Despite the heels and fake eyelashes strewn across my room, I insisted we head to my place. It was a 30-minute cab ride to Venice, but my vibrator was there—in case of performance emergency, break glass.

We lay on my bed, and my hand crept to his jeans. This was it—the (hopefully) big unveiling. Would it be perfect and pink, like my vibrator, or long and thin, like Anderson? Would it drive like a Bentley, or more like a Jetta? Would it be manual, or automatic?

I tugged off his boxers and cocked my head to the side—something wasn’t right. I knew penises could be slightly curved, but this one came close to a right angle. I wanted to blame Danielle, but she couldn’t have predicted this. Genitals only make sense in hindsight—like first names, people grow to fit them.

Once our foreplay reached the point where Anderson could do no more with my boobs, I knew I was going to have to touch it. I did, and the dent was all I could focus on. It was like holding a weapon from Clue—Anderson with the Lead Pipe on top of my comforter.

Then, I wondered: Maybe a curved penis would be more fun? After all, my vibrator had a slight arc, and this shape resembled a finger stroke I knew I liked. Perhaps Anderson was bent for utility’s sake, like a periscope on top of a submarine.

Testing my theory proved difficult, as the tip and I repelled like two negative magnets, but I eventually swiveled on. No bonus sensation, but I was relieved that things felt relatively normal.

I tugged off his boxers and cocked my head to the side—something wasn’t right. I knew penises could be slightly curved, but this one came close to a right angle.

Almost on cue came a sharp twisting in my lower abdomen—something I’d never experienced before. Anderson’s anatomy was the first suspect, but that didn’t make sense since I couldn’t feel it earlier. I considered cramping might be a physiological response to the night’s meaninglessness, but I’d been so determined to cross a finish line that the idea of needing something more depressed me. I opted for a less personal, yet highly probable excuse—an excuse whose bad Italian seasoning I could still taste.

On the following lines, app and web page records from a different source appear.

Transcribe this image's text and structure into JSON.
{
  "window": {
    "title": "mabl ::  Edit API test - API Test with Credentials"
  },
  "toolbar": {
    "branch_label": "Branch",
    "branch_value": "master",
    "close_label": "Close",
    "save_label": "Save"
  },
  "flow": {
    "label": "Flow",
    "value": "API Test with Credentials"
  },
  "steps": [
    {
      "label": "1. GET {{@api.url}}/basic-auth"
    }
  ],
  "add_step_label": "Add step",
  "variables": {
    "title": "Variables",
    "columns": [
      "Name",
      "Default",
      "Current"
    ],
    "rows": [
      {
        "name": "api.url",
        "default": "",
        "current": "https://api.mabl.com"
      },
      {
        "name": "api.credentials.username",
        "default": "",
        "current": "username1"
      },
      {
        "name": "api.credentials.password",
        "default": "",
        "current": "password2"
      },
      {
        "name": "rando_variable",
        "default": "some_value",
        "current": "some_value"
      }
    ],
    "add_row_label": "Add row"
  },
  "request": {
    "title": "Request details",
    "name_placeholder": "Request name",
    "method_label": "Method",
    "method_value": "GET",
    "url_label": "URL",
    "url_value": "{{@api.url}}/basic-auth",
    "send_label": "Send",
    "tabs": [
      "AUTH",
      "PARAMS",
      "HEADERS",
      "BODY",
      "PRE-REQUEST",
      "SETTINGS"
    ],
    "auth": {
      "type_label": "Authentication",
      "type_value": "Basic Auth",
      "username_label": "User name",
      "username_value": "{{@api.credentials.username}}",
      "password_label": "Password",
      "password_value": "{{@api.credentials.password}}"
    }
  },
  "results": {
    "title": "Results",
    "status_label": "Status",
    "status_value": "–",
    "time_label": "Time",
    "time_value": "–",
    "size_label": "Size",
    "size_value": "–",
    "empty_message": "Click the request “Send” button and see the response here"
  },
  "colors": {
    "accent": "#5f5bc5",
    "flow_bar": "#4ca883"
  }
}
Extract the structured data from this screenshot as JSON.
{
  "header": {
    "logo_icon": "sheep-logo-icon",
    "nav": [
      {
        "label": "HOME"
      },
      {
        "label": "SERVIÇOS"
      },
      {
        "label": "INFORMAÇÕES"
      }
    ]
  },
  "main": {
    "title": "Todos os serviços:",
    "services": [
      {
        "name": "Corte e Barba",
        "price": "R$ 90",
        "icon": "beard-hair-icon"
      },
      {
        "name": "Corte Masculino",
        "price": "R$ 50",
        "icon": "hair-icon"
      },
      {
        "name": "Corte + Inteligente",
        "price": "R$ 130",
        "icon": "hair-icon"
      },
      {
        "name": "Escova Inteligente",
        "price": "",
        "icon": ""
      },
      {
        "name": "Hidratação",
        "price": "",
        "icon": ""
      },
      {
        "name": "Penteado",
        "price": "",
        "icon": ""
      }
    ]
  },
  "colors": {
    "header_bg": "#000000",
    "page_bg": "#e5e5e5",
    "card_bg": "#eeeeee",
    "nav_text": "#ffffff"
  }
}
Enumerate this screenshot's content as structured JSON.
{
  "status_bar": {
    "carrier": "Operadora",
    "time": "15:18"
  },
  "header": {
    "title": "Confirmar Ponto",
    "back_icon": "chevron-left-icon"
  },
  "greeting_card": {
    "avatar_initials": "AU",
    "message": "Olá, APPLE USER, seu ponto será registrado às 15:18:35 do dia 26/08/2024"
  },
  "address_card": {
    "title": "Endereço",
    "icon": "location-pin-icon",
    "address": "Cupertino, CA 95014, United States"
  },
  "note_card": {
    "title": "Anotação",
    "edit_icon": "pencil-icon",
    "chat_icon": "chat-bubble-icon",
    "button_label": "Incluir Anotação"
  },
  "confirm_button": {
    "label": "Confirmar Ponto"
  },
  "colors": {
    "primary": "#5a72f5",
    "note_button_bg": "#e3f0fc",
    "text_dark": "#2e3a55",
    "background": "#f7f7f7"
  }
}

To convince myself of the alfredo’s culpability, I imagined a worst-case scenario: Globs of partially-digested cream landing on Anderson’s chest, him sprinting out the door, and my vibrator, in some karmic turn, permanently running out of battery.

When I dismounted and faked a yawn, Anderson seemed content just having made it this far. He buckled his belt without a whimper, and I stealthily downed three Motrin before walking him to the door.

As the night air hit our faces, we thanked one another and shared an understanding nod. It was a brief look, lasting only a moment, but our eye contact acknowledged our sex had somehow mattered. It had been confusing, disgusting, and orgasm-free, but it had still, definitely, been sex. We’d both needed it, and we’d done it together.

For the first time in months, I was sharing an intimate moment with someone. And though it didn’t quite hit my G-spot, it still felt great to check the box.

Image via Alan Levine